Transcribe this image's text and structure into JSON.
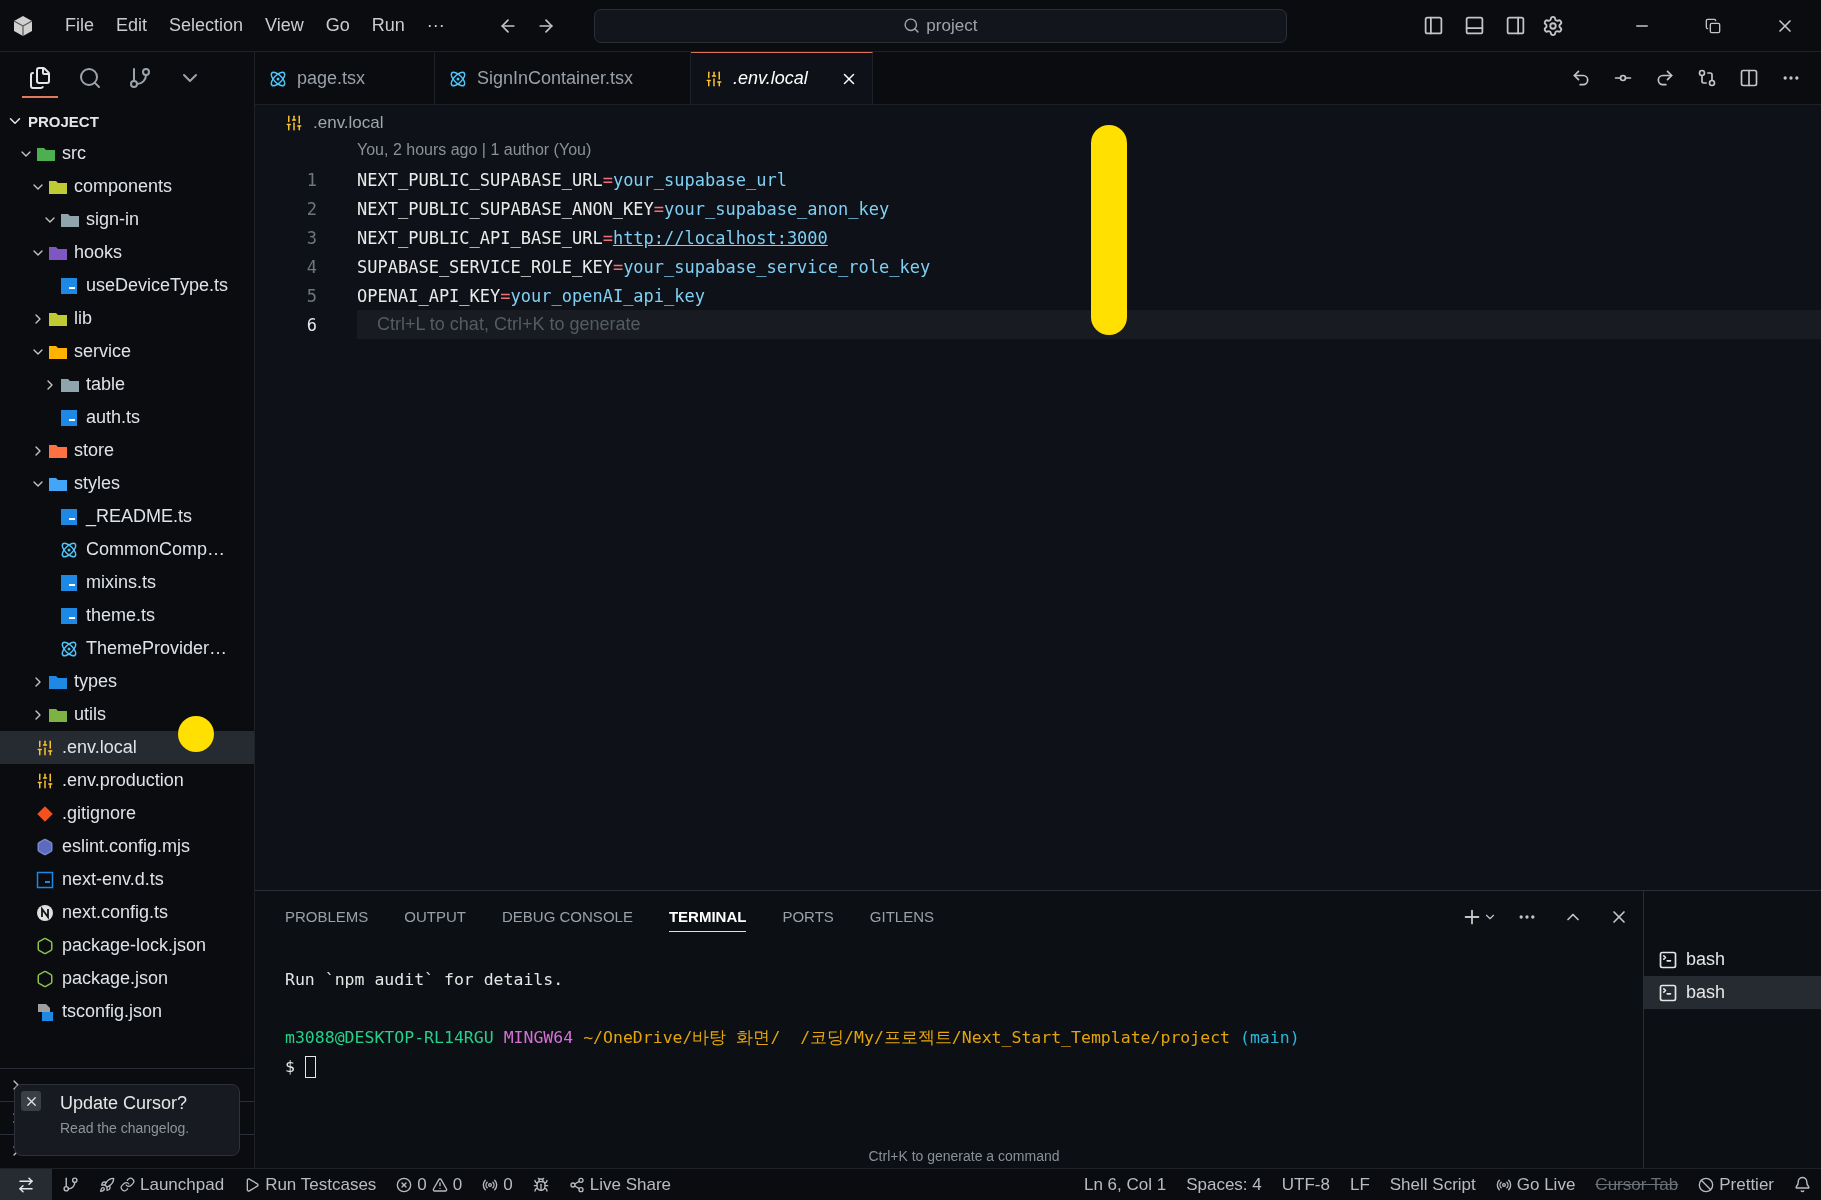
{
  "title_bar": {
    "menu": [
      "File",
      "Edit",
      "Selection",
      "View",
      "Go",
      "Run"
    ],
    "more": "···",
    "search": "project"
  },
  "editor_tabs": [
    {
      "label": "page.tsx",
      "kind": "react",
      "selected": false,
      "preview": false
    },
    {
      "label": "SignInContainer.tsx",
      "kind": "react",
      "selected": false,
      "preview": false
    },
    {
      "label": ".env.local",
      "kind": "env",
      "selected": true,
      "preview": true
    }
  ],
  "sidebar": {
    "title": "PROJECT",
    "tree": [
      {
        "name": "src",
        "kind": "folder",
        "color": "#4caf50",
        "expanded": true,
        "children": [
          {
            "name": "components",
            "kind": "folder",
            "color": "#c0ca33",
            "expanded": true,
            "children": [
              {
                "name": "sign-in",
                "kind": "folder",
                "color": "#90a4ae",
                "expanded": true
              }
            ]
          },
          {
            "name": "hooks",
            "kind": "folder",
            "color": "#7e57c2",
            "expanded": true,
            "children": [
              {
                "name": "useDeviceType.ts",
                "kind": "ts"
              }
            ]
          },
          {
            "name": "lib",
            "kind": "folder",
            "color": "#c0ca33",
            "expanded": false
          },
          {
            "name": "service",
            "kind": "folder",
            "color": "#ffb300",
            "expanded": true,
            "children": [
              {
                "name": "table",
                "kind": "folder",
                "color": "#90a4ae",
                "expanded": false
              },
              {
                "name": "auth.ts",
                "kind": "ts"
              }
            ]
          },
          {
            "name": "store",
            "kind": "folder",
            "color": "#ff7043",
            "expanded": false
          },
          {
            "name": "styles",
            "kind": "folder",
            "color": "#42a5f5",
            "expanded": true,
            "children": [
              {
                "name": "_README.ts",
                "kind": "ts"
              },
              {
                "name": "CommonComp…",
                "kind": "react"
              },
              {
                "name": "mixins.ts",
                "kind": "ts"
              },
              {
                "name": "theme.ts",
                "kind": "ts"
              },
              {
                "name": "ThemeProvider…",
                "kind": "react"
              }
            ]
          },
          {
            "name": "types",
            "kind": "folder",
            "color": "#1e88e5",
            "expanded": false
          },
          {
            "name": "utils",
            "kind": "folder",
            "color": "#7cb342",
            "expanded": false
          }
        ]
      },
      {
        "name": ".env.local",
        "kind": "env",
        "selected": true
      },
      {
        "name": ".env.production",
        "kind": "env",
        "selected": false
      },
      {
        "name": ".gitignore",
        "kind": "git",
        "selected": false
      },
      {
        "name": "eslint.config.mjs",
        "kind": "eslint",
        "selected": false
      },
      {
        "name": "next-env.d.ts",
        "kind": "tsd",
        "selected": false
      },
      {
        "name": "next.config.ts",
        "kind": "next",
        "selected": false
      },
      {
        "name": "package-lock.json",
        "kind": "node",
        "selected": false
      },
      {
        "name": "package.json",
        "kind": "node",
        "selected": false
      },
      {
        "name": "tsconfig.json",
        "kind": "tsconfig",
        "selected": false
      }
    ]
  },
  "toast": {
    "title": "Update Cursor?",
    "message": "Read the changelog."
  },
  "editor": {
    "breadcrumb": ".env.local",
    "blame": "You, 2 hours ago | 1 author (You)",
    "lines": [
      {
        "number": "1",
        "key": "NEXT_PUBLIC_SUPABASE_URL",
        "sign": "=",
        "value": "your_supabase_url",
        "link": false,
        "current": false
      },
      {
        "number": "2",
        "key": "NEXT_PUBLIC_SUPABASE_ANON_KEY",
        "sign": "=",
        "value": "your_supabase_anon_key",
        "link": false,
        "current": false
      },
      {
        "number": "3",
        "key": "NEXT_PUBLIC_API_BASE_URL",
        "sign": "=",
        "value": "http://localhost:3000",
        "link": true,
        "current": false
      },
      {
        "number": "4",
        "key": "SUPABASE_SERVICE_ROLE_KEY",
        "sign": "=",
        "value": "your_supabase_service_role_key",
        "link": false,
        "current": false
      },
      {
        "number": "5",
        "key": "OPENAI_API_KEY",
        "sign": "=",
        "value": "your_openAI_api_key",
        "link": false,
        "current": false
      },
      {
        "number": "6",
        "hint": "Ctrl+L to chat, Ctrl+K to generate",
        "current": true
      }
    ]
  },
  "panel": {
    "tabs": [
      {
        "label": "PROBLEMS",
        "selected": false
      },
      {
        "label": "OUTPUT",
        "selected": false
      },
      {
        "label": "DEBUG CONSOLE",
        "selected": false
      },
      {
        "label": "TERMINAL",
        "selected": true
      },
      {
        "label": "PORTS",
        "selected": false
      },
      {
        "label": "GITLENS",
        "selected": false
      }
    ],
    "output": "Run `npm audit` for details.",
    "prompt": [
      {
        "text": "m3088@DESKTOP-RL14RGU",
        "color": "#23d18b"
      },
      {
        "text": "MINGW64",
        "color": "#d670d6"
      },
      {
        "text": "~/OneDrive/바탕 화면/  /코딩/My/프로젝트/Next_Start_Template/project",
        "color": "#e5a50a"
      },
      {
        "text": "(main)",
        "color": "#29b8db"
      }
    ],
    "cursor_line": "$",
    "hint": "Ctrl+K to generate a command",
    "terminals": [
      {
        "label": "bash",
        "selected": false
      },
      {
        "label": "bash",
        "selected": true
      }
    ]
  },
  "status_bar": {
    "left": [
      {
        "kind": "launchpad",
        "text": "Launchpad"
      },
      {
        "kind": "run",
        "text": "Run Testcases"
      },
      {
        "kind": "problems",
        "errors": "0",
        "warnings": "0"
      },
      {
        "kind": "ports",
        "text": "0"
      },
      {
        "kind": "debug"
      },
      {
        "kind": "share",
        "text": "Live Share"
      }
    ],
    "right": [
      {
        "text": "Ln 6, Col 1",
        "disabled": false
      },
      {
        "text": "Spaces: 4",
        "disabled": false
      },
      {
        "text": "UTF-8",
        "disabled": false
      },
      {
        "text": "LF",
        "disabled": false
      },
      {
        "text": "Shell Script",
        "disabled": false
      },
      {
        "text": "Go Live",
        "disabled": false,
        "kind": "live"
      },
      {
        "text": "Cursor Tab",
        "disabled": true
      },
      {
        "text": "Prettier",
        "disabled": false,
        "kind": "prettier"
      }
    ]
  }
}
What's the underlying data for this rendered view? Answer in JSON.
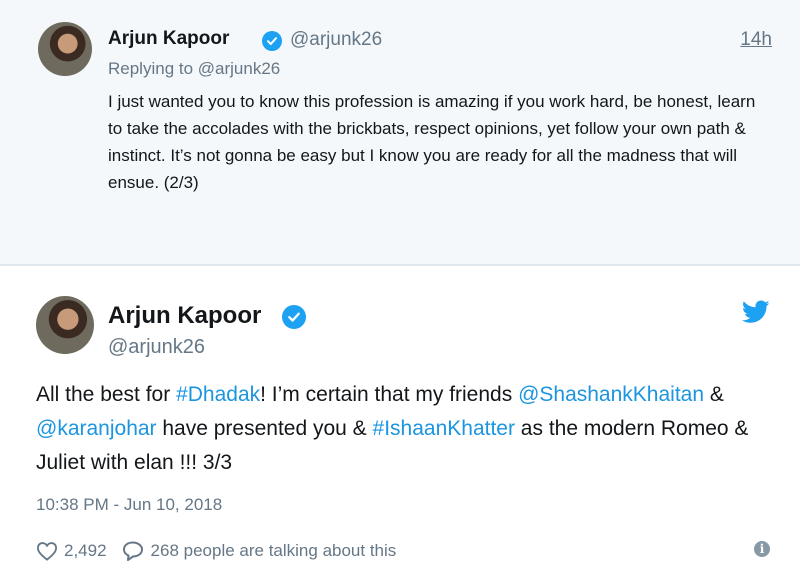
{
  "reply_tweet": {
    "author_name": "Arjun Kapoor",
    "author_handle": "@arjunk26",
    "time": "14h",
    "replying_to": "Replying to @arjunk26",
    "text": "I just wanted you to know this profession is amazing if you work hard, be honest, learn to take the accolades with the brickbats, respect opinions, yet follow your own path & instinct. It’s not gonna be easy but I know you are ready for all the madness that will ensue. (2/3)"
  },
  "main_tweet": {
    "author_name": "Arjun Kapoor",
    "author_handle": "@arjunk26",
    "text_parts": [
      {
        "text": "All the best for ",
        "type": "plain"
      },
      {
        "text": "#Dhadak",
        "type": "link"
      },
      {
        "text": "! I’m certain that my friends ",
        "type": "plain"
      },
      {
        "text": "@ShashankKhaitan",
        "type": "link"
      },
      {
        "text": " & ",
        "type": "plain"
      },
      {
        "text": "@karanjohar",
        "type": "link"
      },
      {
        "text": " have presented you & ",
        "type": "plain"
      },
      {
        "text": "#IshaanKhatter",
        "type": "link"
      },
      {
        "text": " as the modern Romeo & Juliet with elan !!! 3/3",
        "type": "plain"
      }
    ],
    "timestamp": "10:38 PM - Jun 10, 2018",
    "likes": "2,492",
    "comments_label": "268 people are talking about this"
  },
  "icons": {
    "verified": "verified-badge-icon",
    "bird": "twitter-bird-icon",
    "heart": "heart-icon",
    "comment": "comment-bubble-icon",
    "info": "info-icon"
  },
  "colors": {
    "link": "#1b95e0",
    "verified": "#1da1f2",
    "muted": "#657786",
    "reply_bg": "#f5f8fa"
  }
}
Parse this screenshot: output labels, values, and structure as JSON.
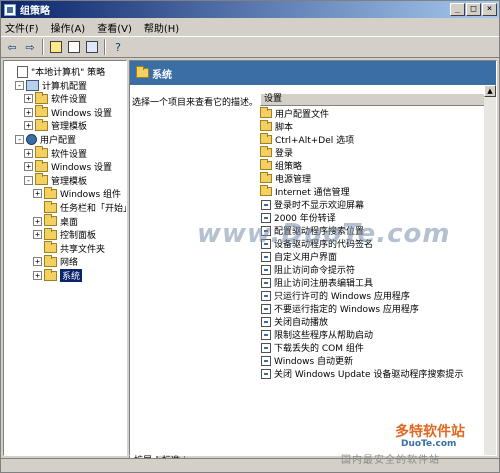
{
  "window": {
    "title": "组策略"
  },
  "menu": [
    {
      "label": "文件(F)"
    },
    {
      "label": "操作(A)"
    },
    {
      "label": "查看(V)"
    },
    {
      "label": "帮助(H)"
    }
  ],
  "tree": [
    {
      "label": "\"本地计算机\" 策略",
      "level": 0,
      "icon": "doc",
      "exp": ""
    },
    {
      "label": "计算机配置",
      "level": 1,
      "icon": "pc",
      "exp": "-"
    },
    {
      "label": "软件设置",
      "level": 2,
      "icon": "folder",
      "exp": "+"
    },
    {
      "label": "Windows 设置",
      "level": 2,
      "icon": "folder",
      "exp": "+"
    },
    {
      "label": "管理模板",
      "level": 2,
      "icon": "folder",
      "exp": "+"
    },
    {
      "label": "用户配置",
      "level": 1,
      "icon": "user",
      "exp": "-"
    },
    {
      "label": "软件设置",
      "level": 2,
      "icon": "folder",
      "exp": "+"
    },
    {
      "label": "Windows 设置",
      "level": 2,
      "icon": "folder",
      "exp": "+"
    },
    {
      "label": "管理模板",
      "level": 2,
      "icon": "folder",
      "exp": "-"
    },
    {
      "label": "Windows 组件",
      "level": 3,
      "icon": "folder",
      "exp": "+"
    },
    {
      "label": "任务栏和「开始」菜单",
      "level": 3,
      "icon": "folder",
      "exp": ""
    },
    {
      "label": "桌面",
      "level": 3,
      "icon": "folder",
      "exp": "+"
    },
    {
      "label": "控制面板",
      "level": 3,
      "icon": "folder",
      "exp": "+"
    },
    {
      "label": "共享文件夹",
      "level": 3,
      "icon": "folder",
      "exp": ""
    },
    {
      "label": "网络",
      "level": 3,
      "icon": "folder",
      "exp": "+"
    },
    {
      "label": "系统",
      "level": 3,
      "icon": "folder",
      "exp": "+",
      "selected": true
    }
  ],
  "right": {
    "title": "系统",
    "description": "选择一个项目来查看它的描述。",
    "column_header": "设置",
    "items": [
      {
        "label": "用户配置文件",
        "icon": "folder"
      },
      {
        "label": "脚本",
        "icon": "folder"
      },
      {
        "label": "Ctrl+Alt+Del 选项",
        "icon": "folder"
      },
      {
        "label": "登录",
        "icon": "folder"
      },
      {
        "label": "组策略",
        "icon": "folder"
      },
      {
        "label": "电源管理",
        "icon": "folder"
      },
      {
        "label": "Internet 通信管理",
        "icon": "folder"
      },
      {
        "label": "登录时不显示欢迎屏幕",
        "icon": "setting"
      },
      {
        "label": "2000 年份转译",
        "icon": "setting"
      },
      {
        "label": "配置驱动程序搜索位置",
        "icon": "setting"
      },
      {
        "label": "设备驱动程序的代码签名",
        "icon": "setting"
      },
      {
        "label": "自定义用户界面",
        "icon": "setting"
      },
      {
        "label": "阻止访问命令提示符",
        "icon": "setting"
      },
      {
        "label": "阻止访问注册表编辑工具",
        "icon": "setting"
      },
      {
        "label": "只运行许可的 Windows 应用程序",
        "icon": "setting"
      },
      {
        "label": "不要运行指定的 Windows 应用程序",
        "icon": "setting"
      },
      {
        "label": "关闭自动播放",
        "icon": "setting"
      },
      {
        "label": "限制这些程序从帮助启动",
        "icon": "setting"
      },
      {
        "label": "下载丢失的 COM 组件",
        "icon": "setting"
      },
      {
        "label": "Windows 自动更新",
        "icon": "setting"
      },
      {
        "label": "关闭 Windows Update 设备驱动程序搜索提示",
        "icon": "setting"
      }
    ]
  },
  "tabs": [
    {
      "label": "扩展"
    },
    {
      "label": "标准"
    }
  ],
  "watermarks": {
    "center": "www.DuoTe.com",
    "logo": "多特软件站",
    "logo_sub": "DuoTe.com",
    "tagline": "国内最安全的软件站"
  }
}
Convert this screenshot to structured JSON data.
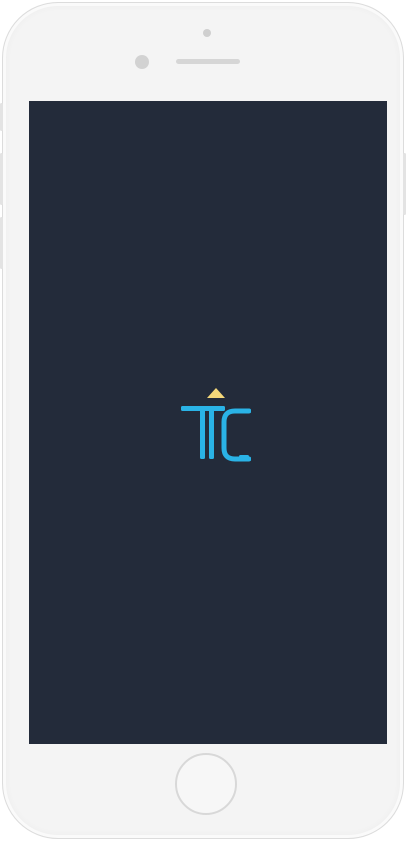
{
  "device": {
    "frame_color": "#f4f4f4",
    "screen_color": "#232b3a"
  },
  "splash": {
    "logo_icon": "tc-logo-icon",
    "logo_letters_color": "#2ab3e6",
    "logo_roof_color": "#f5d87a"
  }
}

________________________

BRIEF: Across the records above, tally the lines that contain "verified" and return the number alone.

RESULT BELOW: 2